Order now for delivery from November for pot grown trees or January onwards for bare-root trees. Mixed pot grown and bare-root trees orders will be sent out from January onwards.

Louise Bonne is an old French pear variety, with a surprisingly modern "bi-coloured" appearance - the yellow/green skin usually has an attractive red flush. As a bonus the blossom is also more attractive than most pear varieties (and has some resistance to frost damage).

Louise Bonne was rated by the Victorian fruit enthusiast Robert Hogg as "A most delicious pear" - a description which is just as valid today. The flesh is sweet and melting, with a pronounced pear flavour.

Judging the right time to pick can be tricky, but keep a close eye on it from late August onwards (in the south of the UK, a bit later further north) and pick the pears when they are flushed but still quite hard - then ripen in a fruit bowl.

How to grow

Louise Bonne is a reliable cropper and can be grown in most situations as long as it gets shelter and full sun.

Advice on fruit tree pollination.

History

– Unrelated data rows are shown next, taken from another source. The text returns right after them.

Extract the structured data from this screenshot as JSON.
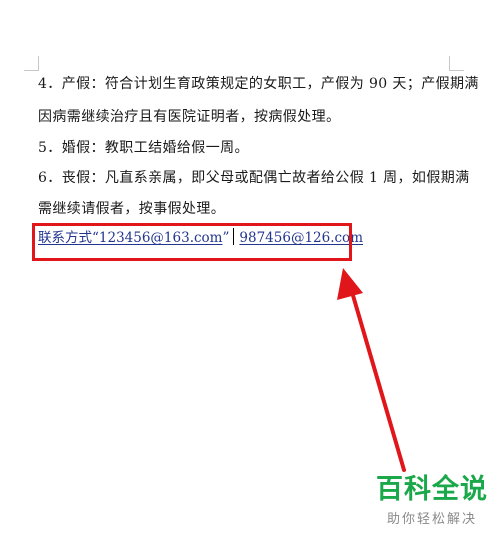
{
  "document": {
    "lines": [
      "4．产假：符合计划生育政策规定的女职工，产假为 90 天；产假期满",
      "因病需继续治疗且有医院证明者，按病假处理。",
      "5．婚假：教职工结婚给假一周。",
      "6．丧假：凡直系亲属，即父母或配偶亡故者给公假 1 周，如假期满",
      "需继续请假者，按事假处理。"
    ],
    "contact_link_1": "联系方式“123456@163.com",
    "contact_quote_end": "”",
    "contact_link_2": "987456@126.com"
  },
  "annotation": {
    "highlight_color": "#e0161a"
  },
  "watermark": {
    "title": "百科全说",
    "subtitle": "助你轻松解决",
    "title_color": "#1aa84a"
  }
}
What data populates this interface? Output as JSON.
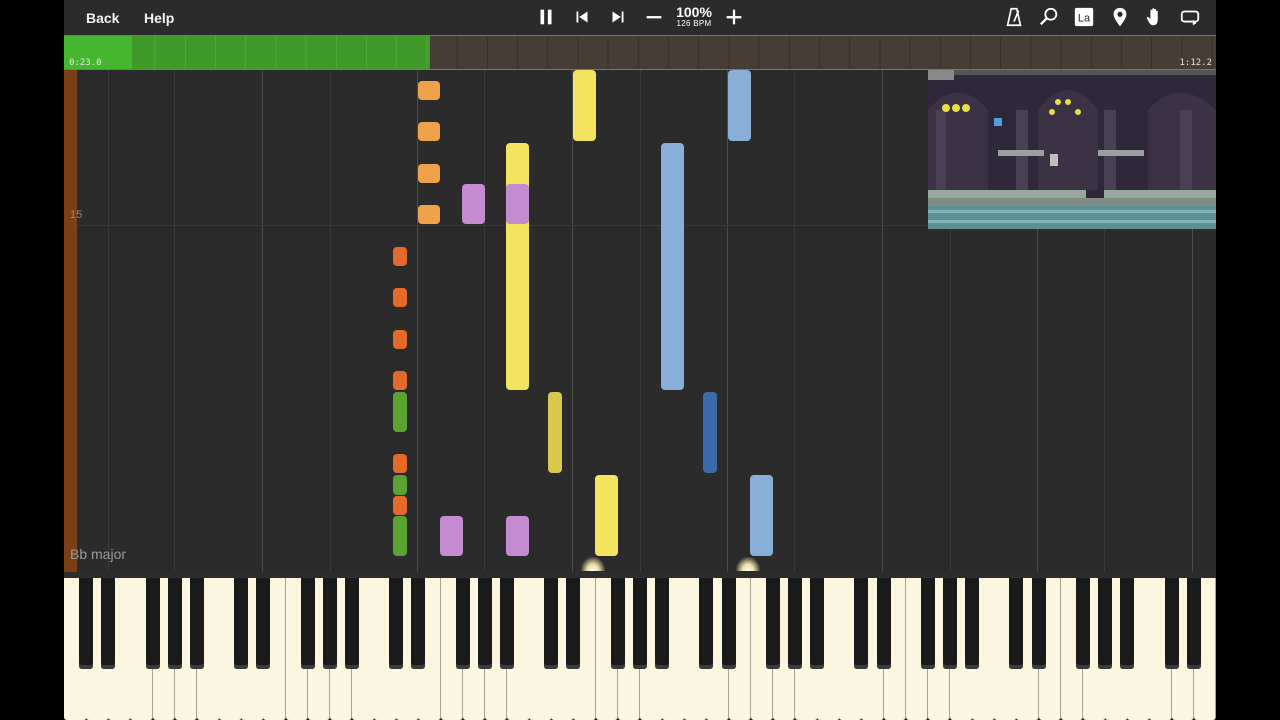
{
  "toolbar": {
    "back_label": "Back",
    "help_label": "Help",
    "tempo_percent": "100%",
    "tempo_bpm": "126 BPM",
    "icons": [
      "pause-icon",
      "skip-back-icon",
      "skip-forward-icon",
      "minus-icon",
      "plus-icon",
      "metronome-icon",
      "search-icon",
      "note-label-icon",
      "marker-icon",
      "hand-icon",
      "loop-icon"
    ],
    "note_label_text": "La"
  },
  "progress": {
    "current_time": "0:23.0",
    "total_time": "1:12.2",
    "position_fraction": 0.318
  },
  "roll": {
    "measure_number": "15",
    "key_signature": "Bb major"
  },
  "colors": {
    "orange": "#f0a24a",
    "dark_orange": "#e46a2a",
    "green": "#5aa332",
    "purple": "#c48bd1",
    "yellow": "#f3e35f",
    "dark_yellow": "#d8c84c",
    "light_blue": "#89aed8",
    "dark_blue": "#3c6aa6"
  }
}
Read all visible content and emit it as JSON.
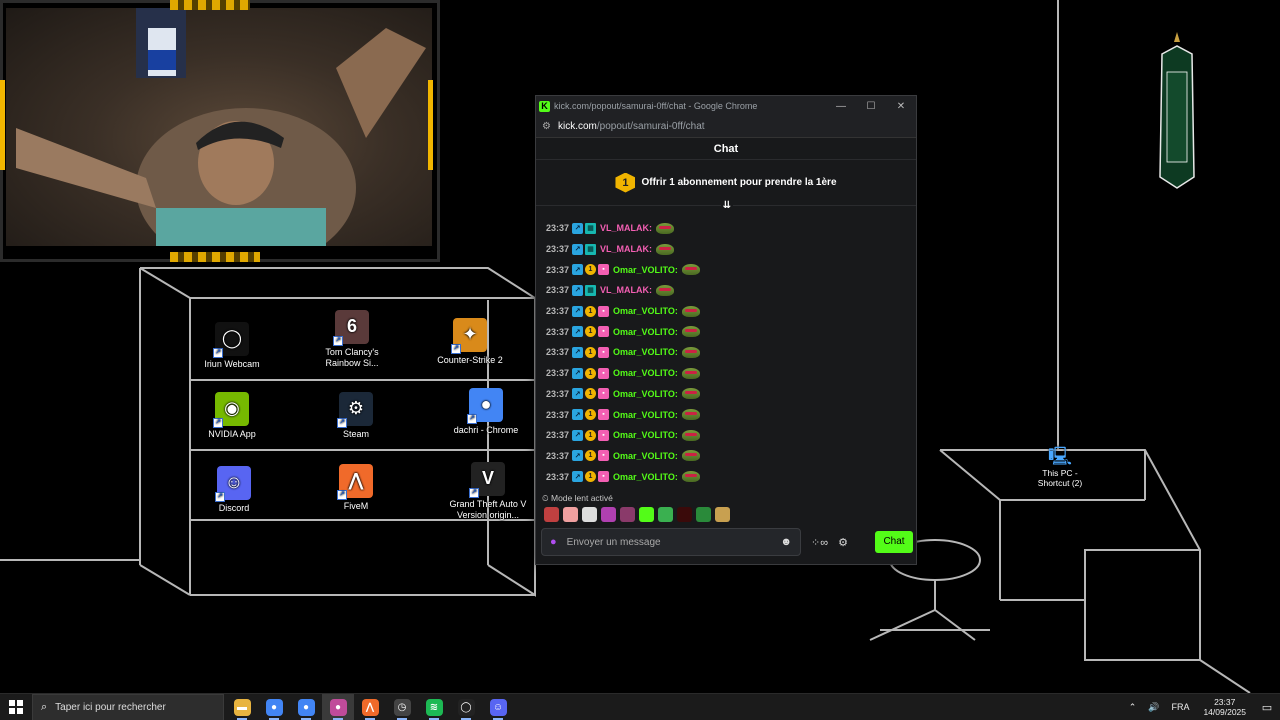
{
  "desktop": {
    "icons": [
      {
        "label": "Iriun Webcam",
        "icon": "webcam-icon",
        "color": "#111",
        "glyph": "◯"
      },
      {
        "label": "Tom Clancy's Rainbow Si...",
        "icon": "rainbow-six-icon",
        "color": "#5a3a3a",
        "glyph": "6"
      },
      {
        "label": "Counter-Strike 2",
        "icon": "counter-strike-icon",
        "color": "#d98a1a",
        "glyph": "✦"
      },
      {
        "label": "NVIDIA App",
        "icon": "nvidia-icon",
        "color": "#76b900",
        "glyph": "◉"
      },
      {
        "label": "Steam",
        "icon": "steam-icon",
        "color": "#1b2838",
        "glyph": "⚙"
      },
      {
        "label": "dachri - Chrome",
        "icon": "chrome-icon",
        "color": "#4285f4",
        "glyph": "●"
      },
      {
        "label": "Discord",
        "icon": "discord-icon",
        "color": "#5865f2",
        "glyph": "☺"
      },
      {
        "label": "FiveM",
        "icon": "fivem-icon",
        "color": "#f06a2a",
        "glyph": "⋀"
      },
      {
        "label": "Grand Theft Auto V Version origin...",
        "icon": "gta-icon",
        "color": "#222",
        "glyph": "V"
      }
    ],
    "this_pc": "This PC - Shortcut (2)"
  },
  "chrome": {
    "window_title": "kick.com/popout/samurai-0ff/chat - Google Chrome",
    "url_host": "kick.com",
    "url_path": "/popout/samurai-0ff/chat",
    "minimize": "—",
    "maximize": "☐",
    "close": "✕"
  },
  "chat": {
    "header": "Chat",
    "gift_count": "1",
    "sub_banner": "Offrir 1 abonnement pour prendre la 1ère",
    "messages": [
      {
        "time": "23:37",
        "user": "VL_MALAK",
        "type": "og",
        "color": "#f35fb3"
      },
      {
        "time": "23:37",
        "user": "VL_MALAK",
        "type": "og",
        "color": "#f35fb3"
      },
      {
        "time": "23:37",
        "user": "Omar_VOLITO",
        "type": "sub",
        "color": "#53fc18"
      },
      {
        "time": "23:37",
        "user": "VL_MALAK",
        "type": "og",
        "color": "#f35fb3"
      },
      {
        "time": "23:37",
        "user": "Omar_VOLITO",
        "type": "sub",
        "color": "#53fc18"
      },
      {
        "time": "23:37",
        "user": "Omar_VOLITO",
        "type": "sub",
        "color": "#53fc18"
      },
      {
        "time": "23:37",
        "user": "Omar_VOLITO",
        "type": "sub",
        "color": "#53fc18"
      },
      {
        "time": "23:37",
        "user": "Omar_VOLITO",
        "type": "sub",
        "color": "#53fc18"
      },
      {
        "time": "23:37",
        "user": "Omar_VOLITO",
        "type": "sub",
        "color": "#53fc18"
      },
      {
        "time": "23:37",
        "user": "Omar_VOLITO",
        "type": "sub",
        "color": "#53fc18"
      },
      {
        "time": "23:37",
        "user": "Omar_VOLITO",
        "type": "sub",
        "color": "#53fc18"
      },
      {
        "time": "23:37",
        "user": "Omar_VOLITO",
        "type": "sub",
        "color": "#53fc18"
      },
      {
        "time": "23:37",
        "user": "Omar_VOLITO",
        "type": "sub",
        "color": "#53fc18"
      }
    ],
    "slow_mode": "Mode lent activé",
    "emote_colors": [
      "#c04040",
      "#f0a0a0",
      "#ddd",
      "#b040b0",
      "#8a3a6a",
      "#53fc18",
      "#3ab050",
      "#3a0a0a",
      "#2a8a3a",
      "#c8a050"
    ],
    "input_placeholder": "Envoyer un message",
    "send_label": "Chat",
    "infinity": "∞"
  },
  "taskbar": {
    "search_placeholder": "Taper ici pour rechercher",
    "apps": [
      {
        "name": "file-explorer-icon",
        "color": "#e8b440",
        "glyph": "▬"
      },
      {
        "name": "chrome-icon",
        "color": "#4285f4",
        "glyph": "●"
      },
      {
        "name": "chrome-icon",
        "color": "#4285f4",
        "glyph": "●"
      },
      {
        "name": "chrome-profile-icon",
        "color": "#c04b9a",
        "glyph": "●"
      },
      {
        "name": "fivem-icon",
        "color": "#f06a2a",
        "glyph": "⋀"
      },
      {
        "name": "clock-app-icon",
        "color": "#444",
        "glyph": "◷"
      },
      {
        "name": "spotify-icon",
        "color": "#1db954",
        "glyph": "≋"
      },
      {
        "name": "webcam-icon",
        "color": "#222",
        "glyph": "◯"
      },
      {
        "name": "discord-icon",
        "color": "#5865f2",
        "glyph": "☺"
      }
    ],
    "language": "FRA",
    "time": "23:37",
    "date": "14/09/2025"
  }
}
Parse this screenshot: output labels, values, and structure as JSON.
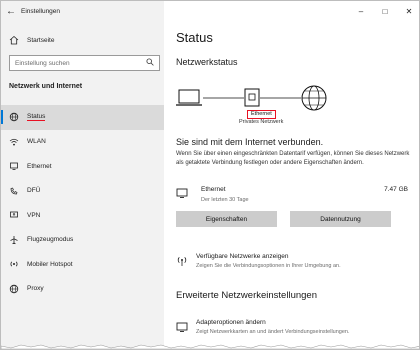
{
  "window": {
    "app_title": "Einstellungen"
  },
  "sidebar": {
    "home_label": "Startseite",
    "search_placeholder": "Einstellung suchen",
    "section_title": "Netzwerk und Internet",
    "items": [
      {
        "label": "Status",
        "icon": "globe-status-icon",
        "active": true
      },
      {
        "label": "WLAN",
        "icon": "wifi-icon"
      },
      {
        "label": "Ethernet",
        "icon": "ethernet-icon"
      },
      {
        "label": "DFÜ",
        "icon": "dialup-icon"
      },
      {
        "label": "VPN",
        "icon": "vpn-icon"
      },
      {
        "label": "Flugzeugmodus",
        "icon": "airplane-icon"
      },
      {
        "label": "Mobiler Hotspot",
        "icon": "hotspot-icon"
      },
      {
        "label": "Proxy",
        "icon": "globe-icon"
      }
    ]
  },
  "main": {
    "title": "Status",
    "network_status_title": "Netzwerkstatus",
    "diagram": {
      "adapter_label": "Ethernet",
      "network_label": "Privates Netzwerk"
    },
    "connected_text": "Sie sind mit dem Internet verbunden.",
    "description": "Wenn Sie über einen eingeschränkten Datentarif verfügen, können Sie dieses Netzwerk als getaktete Verbindung festlegen oder andere Eigenschaften ändern.",
    "connection": {
      "name": "Ethernet",
      "period": "Der letzten 30 Tage",
      "usage": "7.47 GB"
    },
    "buttons": {
      "properties": "Eigenschaften",
      "data_usage": "Datennutzung"
    },
    "available_networks": {
      "title": "Verfügbare Netzwerke anzeigen",
      "subtitle": "Zeigen Sie die Verbindungsoptionen in Ihrer Umgebung an."
    },
    "advanced_title": "Erweiterte Netzwerkeinstellungen",
    "adapter_options": {
      "title": "Adapteroptionen ändern",
      "subtitle": "Zeigt Netzwerkkarten an und ändert Verbindungseinstellungen."
    }
  },
  "colors": {
    "accent": "#0078d7",
    "highlight": "#e81123",
    "sidebar_bg": "#f2f2f2",
    "button_bg": "#cccccc"
  }
}
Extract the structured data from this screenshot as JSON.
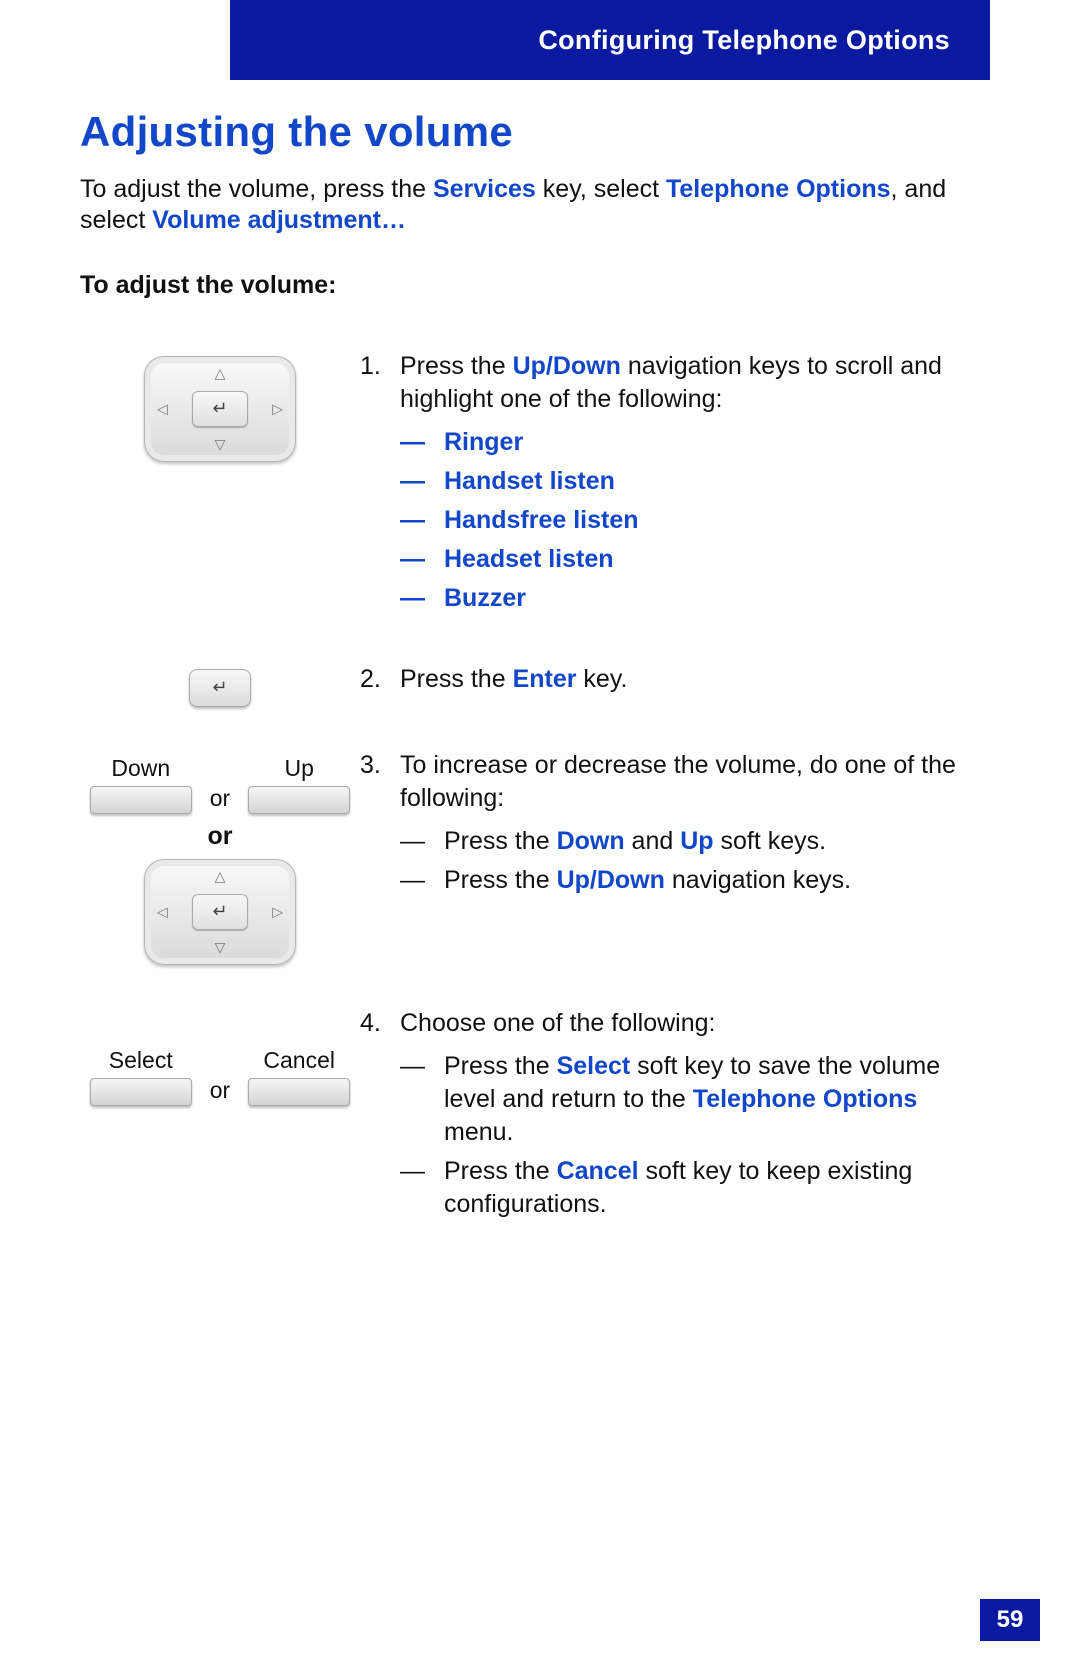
{
  "header": {
    "title": "Configuring Telephone Options"
  },
  "page_number": "59",
  "title": "Adjusting the volume",
  "intro": {
    "p1a": "To adjust the volume, press the ",
    "services": "Services",
    "p1b": " key, select ",
    "telopts": "Telephone Options",
    "p1c": ", and select ",
    "voladj": "Volume adjustment…"
  },
  "subhead": "To adjust the volume:",
  "steps": {
    "s1": {
      "num": "1.",
      "pre": "Press the ",
      "updown": "Up/Down",
      "post": " navigation keys to scroll and highlight one of the following:",
      "items": [
        "Ringer",
        "Handset listen",
        "Handsfree listen",
        "Headset listen",
        "Buzzer"
      ]
    },
    "s2": {
      "num": "2.",
      "pre": "Press the ",
      "enter": "Enter",
      "post": " key."
    },
    "s3": {
      "num": "3.",
      "lead": "To increase or decrease the volume, do one of the following:",
      "a_pre": "Press the ",
      "a_down": "Down",
      "a_and": " and ",
      "a_up": "Up",
      "a_post": " soft keys.",
      "b_pre": "Press the ",
      "b_updown": "Up/Down",
      "b_post": " navigation keys.",
      "soft_down": "Down",
      "soft_up": "Up",
      "or_small": "or",
      "or_bold": "or"
    },
    "s4": {
      "num": "4.",
      "lead": "Choose one of the following:",
      "a_pre": "Press the ",
      "a_sel": "Select",
      "a_mid": " soft key to save the volume level and return to the ",
      "a_to": "Telephone Options",
      "a_post": " menu.",
      "b_pre": "Press the ",
      "b_cancel": "Cancel",
      "b_post": " soft key to keep existing configurations.",
      "soft_select": "Select",
      "soft_cancel": "Cancel",
      "or_small": "or"
    }
  }
}
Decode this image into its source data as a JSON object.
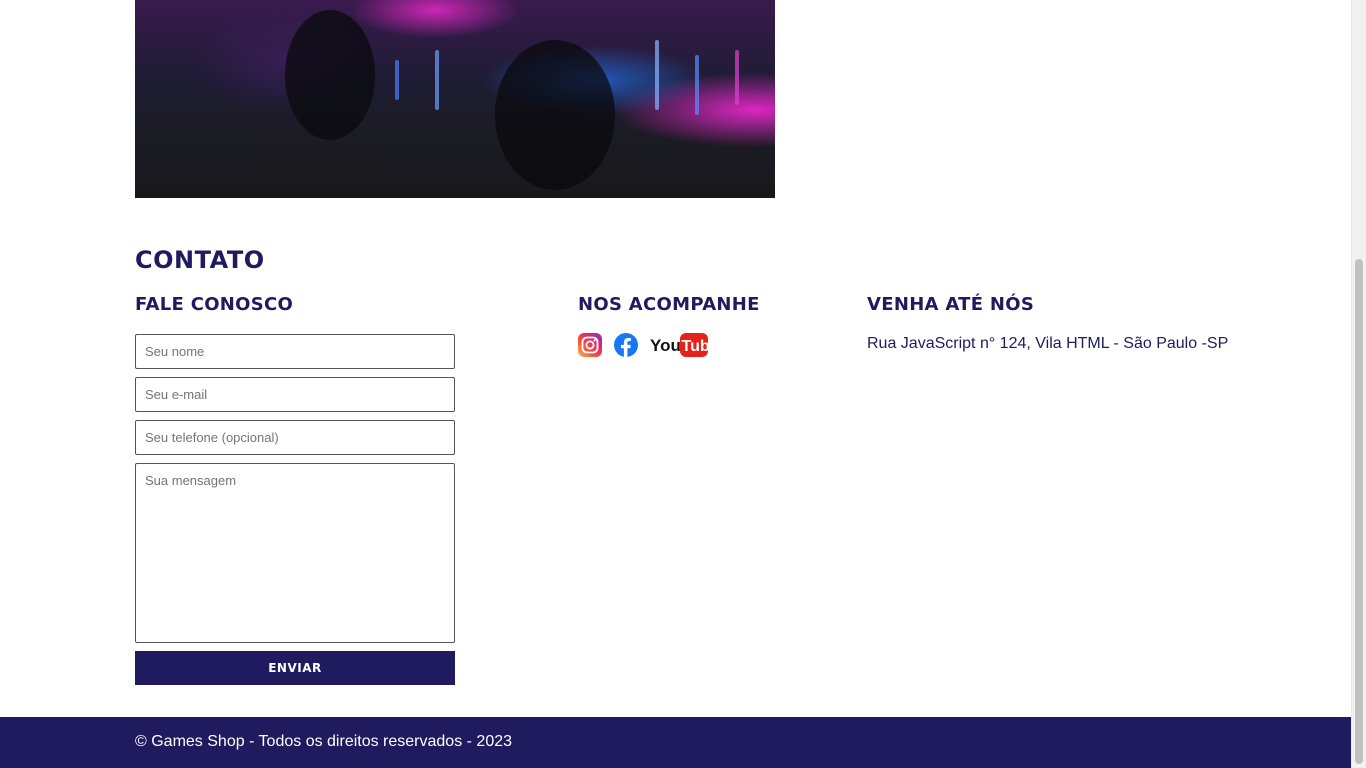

This pear originated in Avranches, Normandy, France in the 1780s, where it was known as Bonne Louise or Louise d'Avranches. It was soon taken to Jersey in the nearby Channel Islands, and from there became popular in Victorian England, where it was known as Louise Bonne de Jersey.

Louise Bonne of Jersey characteristics

Growing

  • Gardening skillAverage
  • Self-fertilityNot self-fertile
  • Flowering group2
  • Pollinating othersAverage
  • PloidyDiploid
  • Fruit bearingPartial tip-bearer
  • Climate suitabilityTemperate climates
  • WildlifeRHS Plants for Pollinators

Using

  • Picking seasonMid
  • CroppingHeavy
  • Keeping (of fruit)1 week
  • Food usesEating fresh
  • Flavour style (apples)Sweeter

Problems

  • ScabSome resistance

Identification

  • Country of originFrance
  • Period of origin1750 - 1799
  • Fruit colourOrange flush
  • AwardsRHS AGM (former)